To contrast his obvious thoughts on modernity, several of the proceeding tracks are recordings of a pier arcade in Santa Monica. The tracks are filled with noises one might expect in an arcade, which differ intensely from those of the previous recordings. Dunn writes:
“In contrast […] this free-for-all of video games, pinball machines, and street commotion sounds as if hardly any component is listening to another. What emerges from this uniquely human aggregate of noise-making, are sonic patterns […] without apparent integration. However, despite the negative sentiments that I’m expressing, I must admit that I made this recording because of the pure exhilaration that these sounds evoke.”

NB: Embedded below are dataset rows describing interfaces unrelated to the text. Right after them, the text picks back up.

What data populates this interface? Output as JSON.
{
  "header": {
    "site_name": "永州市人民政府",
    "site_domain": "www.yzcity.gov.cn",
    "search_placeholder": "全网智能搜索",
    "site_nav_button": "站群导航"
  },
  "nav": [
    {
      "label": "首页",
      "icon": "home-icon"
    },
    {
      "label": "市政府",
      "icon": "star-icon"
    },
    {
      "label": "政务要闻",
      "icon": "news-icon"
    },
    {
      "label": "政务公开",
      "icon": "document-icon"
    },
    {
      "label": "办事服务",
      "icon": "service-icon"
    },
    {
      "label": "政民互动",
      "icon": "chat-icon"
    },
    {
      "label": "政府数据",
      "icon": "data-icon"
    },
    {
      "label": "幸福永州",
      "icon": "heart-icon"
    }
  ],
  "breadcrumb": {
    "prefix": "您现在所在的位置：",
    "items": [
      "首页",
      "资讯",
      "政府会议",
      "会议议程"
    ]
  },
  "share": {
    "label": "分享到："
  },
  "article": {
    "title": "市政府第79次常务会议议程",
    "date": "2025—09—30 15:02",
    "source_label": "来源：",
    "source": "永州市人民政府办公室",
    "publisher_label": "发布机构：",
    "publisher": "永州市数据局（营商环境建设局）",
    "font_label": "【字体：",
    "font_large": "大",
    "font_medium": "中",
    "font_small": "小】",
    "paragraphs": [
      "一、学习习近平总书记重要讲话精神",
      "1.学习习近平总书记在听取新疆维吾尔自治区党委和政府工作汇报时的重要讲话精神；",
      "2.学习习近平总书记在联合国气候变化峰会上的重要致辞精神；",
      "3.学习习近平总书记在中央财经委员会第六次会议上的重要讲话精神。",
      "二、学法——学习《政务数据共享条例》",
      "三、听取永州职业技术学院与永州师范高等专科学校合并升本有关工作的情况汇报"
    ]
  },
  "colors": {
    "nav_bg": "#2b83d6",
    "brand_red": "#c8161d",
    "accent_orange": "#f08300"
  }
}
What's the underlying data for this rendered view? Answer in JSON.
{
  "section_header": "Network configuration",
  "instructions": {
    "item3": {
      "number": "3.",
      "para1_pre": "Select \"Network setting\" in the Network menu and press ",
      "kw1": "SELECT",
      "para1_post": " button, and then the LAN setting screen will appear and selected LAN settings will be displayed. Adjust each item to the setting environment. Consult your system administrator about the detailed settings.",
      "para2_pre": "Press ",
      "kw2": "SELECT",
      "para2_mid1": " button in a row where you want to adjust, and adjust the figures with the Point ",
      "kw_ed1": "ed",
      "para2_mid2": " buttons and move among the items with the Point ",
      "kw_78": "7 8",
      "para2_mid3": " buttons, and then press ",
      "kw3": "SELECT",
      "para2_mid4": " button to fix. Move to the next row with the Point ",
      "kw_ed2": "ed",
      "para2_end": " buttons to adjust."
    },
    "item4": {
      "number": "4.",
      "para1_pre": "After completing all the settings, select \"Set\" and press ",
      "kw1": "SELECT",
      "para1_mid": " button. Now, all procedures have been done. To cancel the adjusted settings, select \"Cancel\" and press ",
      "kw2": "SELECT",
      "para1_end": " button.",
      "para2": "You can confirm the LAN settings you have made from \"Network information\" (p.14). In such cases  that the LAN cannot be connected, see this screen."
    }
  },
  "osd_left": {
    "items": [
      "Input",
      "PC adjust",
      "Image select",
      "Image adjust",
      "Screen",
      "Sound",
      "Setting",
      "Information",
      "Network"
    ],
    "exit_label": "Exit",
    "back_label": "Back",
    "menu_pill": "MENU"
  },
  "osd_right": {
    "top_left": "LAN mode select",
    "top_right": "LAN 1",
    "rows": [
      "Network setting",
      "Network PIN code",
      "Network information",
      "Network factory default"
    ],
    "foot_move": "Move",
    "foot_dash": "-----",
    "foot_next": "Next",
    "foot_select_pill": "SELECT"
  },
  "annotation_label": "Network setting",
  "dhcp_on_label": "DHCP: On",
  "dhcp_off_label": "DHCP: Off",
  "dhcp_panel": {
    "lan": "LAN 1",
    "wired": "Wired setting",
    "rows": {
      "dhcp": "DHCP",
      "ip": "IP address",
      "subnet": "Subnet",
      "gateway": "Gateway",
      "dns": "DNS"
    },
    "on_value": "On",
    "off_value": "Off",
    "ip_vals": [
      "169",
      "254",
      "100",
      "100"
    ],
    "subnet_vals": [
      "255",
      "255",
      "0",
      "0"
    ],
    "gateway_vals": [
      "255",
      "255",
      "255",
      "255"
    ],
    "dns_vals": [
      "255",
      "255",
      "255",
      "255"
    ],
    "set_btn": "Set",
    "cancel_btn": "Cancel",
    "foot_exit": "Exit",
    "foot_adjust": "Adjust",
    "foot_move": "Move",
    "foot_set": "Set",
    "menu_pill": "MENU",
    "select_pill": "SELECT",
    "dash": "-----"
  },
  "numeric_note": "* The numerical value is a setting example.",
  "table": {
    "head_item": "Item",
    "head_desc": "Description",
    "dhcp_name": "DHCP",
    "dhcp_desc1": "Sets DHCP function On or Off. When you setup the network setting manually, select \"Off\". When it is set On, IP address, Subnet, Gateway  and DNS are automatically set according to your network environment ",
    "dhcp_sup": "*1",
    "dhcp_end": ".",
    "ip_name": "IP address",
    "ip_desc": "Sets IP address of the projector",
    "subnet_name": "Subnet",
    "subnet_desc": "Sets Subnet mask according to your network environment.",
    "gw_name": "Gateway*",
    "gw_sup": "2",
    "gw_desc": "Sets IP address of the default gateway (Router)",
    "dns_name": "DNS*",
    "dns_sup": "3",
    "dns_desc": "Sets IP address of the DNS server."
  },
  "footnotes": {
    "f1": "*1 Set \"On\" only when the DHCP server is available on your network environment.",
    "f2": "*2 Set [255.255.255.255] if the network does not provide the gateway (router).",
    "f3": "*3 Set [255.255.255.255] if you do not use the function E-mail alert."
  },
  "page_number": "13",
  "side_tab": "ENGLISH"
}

As Dunn ends his album with the folk music of another Zimbabwean community, so too does Ingram end his article, exploring the discontinuities of Dunn’s work, by pointing out his description of the music, which clearly romanticizes further the deficit of westernization in the area.
To paraphrase David Ingram, phonographers, like David Dunn, are similar to photographers, in that they both preserve, “what was” or, “has been,” not to provide an accurate experience of the subject, but to bring to the attention of an audience these “sonic marginalities” to be remembered, and appreciated through the lens of modernity to hopefully enrich the human experience.